Darat al Funun's opening hours during the month of Ramadan are from 10 am - 4 pm, Saturday to Thursday. We will close our doors during the Eid al Fitr holidays, and re-open from 10 am - 7 pm until July 31st.

Darat al Funun will close for its annual vacation in August and will re-open on September 1st, 2015.

Darat al Funun - The Khalid Shoman Foundation

13 Nadeem al Mallah st. (main entrance)
9 Moh'd Ali al Saadi st. (upper entrance)
Jabal al Weibdeh

Saturday - Thursday / 10:00AM - 7:00PM
Ramadan hours: 10:00 AM - 3:00PM

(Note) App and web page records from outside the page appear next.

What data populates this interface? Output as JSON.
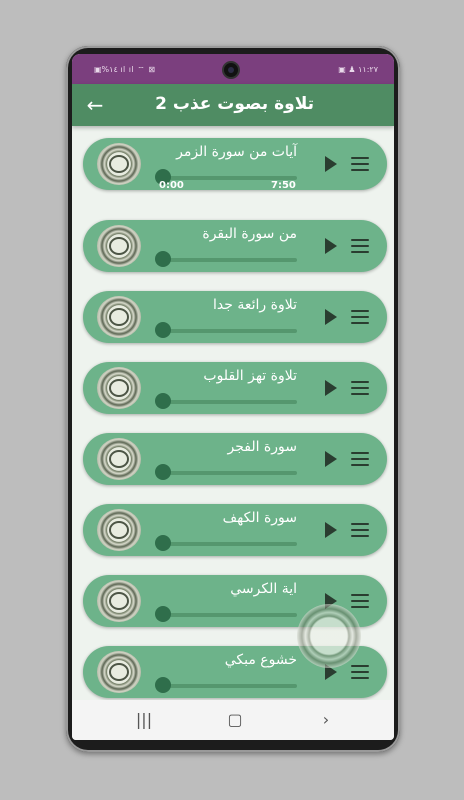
{
  "status": {
    "left": "▣%١٤ ıl ıl ⌔ ⊠",
    "right": "▣ ♟ ١١:٢٧"
  },
  "header": {
    "title": "تلاوة بصوت عذب 2",
    "back_icon": "arrow-left-icon"
  },
  "tracks": [
    {
      "title": "آيات من سورة الزمر",
      "start": "0:00",
      "end": "7:50"
    },
    {
      "title": "من سورة البقرة"
    },
    {
      "title": "تلاوة رائعة جدا"
    },
    {
      "title": "تلاوة تهز القلوب"
    },
    {
      "title": "سورة الفجر"
    },
    {
      "title": "سورة الكهف"
    },
    {
      "title": "اية الكرسي"
    },
    {
      "title": "خشوع مبكي"
    }
  ],
  "nav": {
    "recents": "|||",
    "home": "▢",
    "back": "›"
  },
  "colors": {
    "statusbar": "#7b3f7e",
    "appbar": "#4f8c63",
    "item": "#6db38a",
    "knob": "#2f6e4b"
  }
}
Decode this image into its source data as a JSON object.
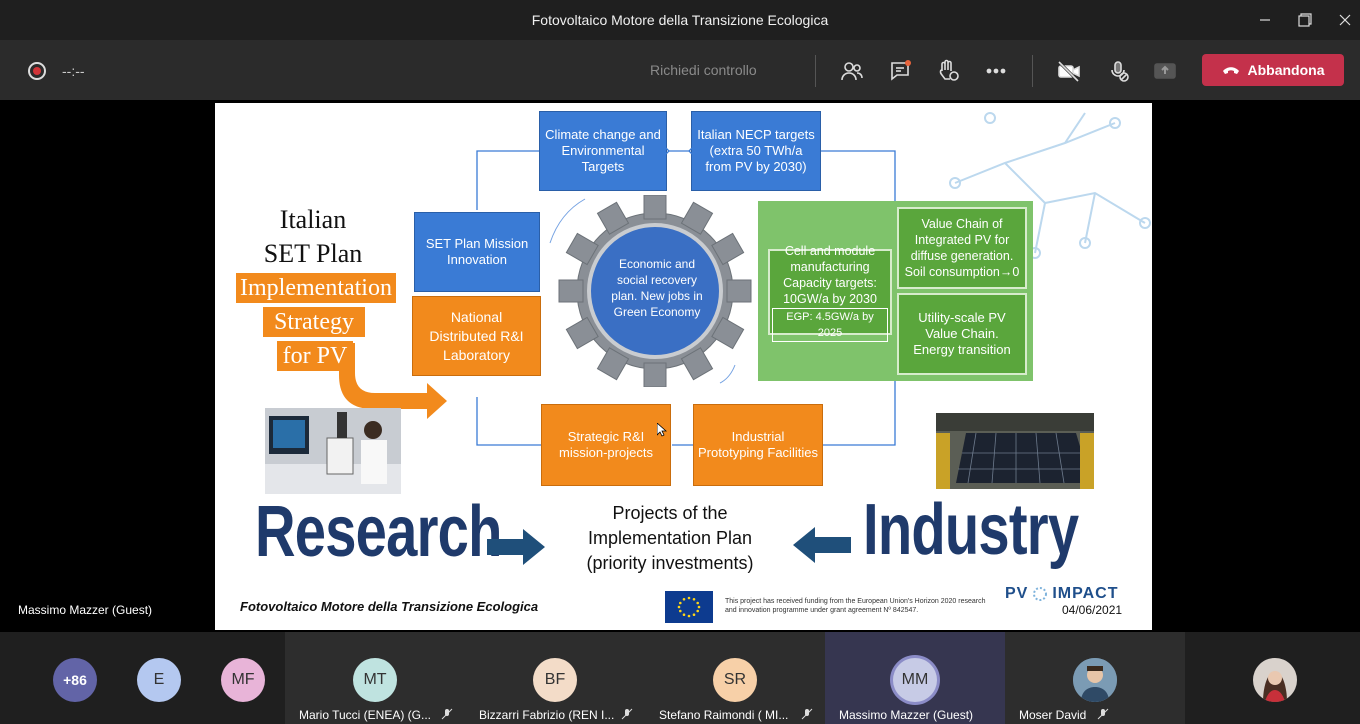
{
  "window": {
    "title": "Fotovoltaico Motore della Transizione Ecologica"
  },
  "toolbar": {
    "timer": "--:--",
    "request_control": "Richiedi controllo",
    "leave_label": "Abbandona"
  },
  "presenter": {
    "label": "Massimo Mazzer (Guest)"
  },
  "slide": {
    "top_left_box": "Climate change and Environmental Targets",
    "top_right_box": "Italian NECP targets (extra 50 TWh/a from PV by 2030)",
    "set_title_1": "Italian",
    "set_title_2": "SET Plan",
    "impl_1": "Implementation",
    "impl_2": "Strategy",
    "impl_3": "for PV",
    "set_mission": "SET Plan Mission Innovation",
    "national_lab": "National Distributed R&I Laboratory",
    "gear_text": "Economic and social recovery plan. New jobs in Green Economy",
    "cell_module": "Cell and module manufacturing Capacity targets: 10GW/a by 2030",
    "egp": "EGP: 4.5GW/a by 2025",
    "value_chain": "Value Chain of Integrated PV for diffuse generation. Soil consumption→0",
    "utility_scale": "Utility-scale PV Value Chain. Energy transition",
    "strategic": "Strategic R&I mission-projects",
    "industrial": "Industrial Prototyping Facilities",
    "research": "Research",
    "industry": "Industry",
    "center_1": "Projects of the",
    "center_2": "Implementation Plan",
    "center_3": "(priority investments)",
    "footer_title": "Fotovoltaico Motore della Transizione Ecologica",
    "eu_text": "This project has received funding from the European Union's Horizon 2020 research and innovation programme under grant agreement Nº 842547.",
    "brand_left": "PV",
    "brand_right": "IMPACT",
    "date": "04/06/2021"
  },
  "participants": {
    "overflow": "+86",
    "small": [
      {
        "initials": "E",
        "color": "#b4c8f0"
      },
      {
        "initials": "MF",
        "color": "#e8b4d8"
      }
    ],
    "tiles": [
      {
        "initials": "MT",
        "name": "Mario Tucci (ENEA) (G...",
        "color": "#bfe3e0"
      },
      {
        "initials": "BF",
        "name": "Bizzarri Fabrizio (REN I...",
        "color": "#f3dcc8"
      },
      {
        "initials": "SR",
        "name": "Stefano Raimondi ( MI...",
        "color": "#f7d0a8"
      },
      {
        "initials": "MM",
        "name": "Massimo Mazzer (Guest)",
        "color": "#c7cbe6"
      },
      {
        "initials": "",
        "name": "Moser David",
        "color": "#6f8fa8"
      }
    ]
  }
}
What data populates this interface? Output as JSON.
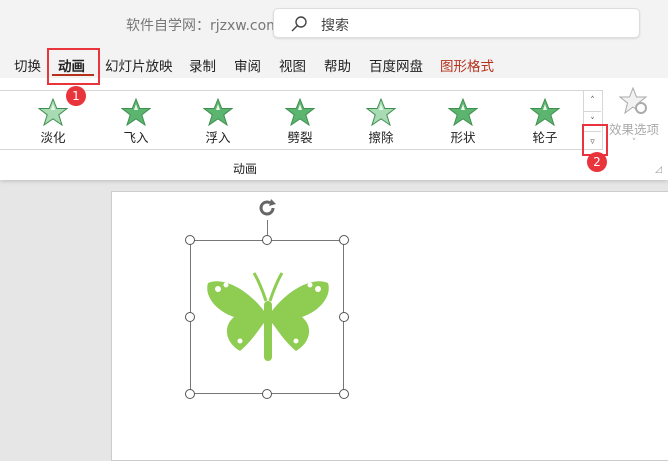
{
  "header": {
    "site_label": "软件自学网：rjzxw.com",
    "search_placeholder": "搜索"
  },
  "tabs": [
    {
      "label": "切换"
    },
    {
      "label": "动画"
    },
    {
      "label": "幻灯片放映"
    },
    {
      "label": "录制"
    },
    {
      "label": "审阅"
    },
    {
      "label": "视图"
    },
    {
      "label": "帮助"
    },
    {
      "label": "百度网盘"
    },
    {
      "label": "图形格式"
    }
  ],
  "gallery": {
    "items": [
      {
        "label": "淡化"
      },
      {
        "label": "飞入"
      },
      {
        "label": "浮入"
      },
      {
        "label": "劈裂"
      },
      {
        "label": "擦除"
      },
      {
        "label": "形状"
      },
      {
        "label": "轮子"
      }
    ],
    "scroll_up": "˄",
    "scroll_down": "˅",
    "more": "▿"
  },
  "effect_options": {
    "label": "效果选项",
    "chevron": "˅"
  },
  "group_label": "动画",
  "annotations": {
    "one": "1",
    "two": "2"
  },
  "colors": {
    "accent": "#b5311c",
    "highlight": "#e8343a",
    "butterfly": "#8fcc52",
    "star": "#5cb56e"
  }
}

P.O.Box 5223, Amman 11183, Jordan
Tel.: 962 6 4643251 / 2
Fax: 962 6 4643253
darat@daratalfunun.org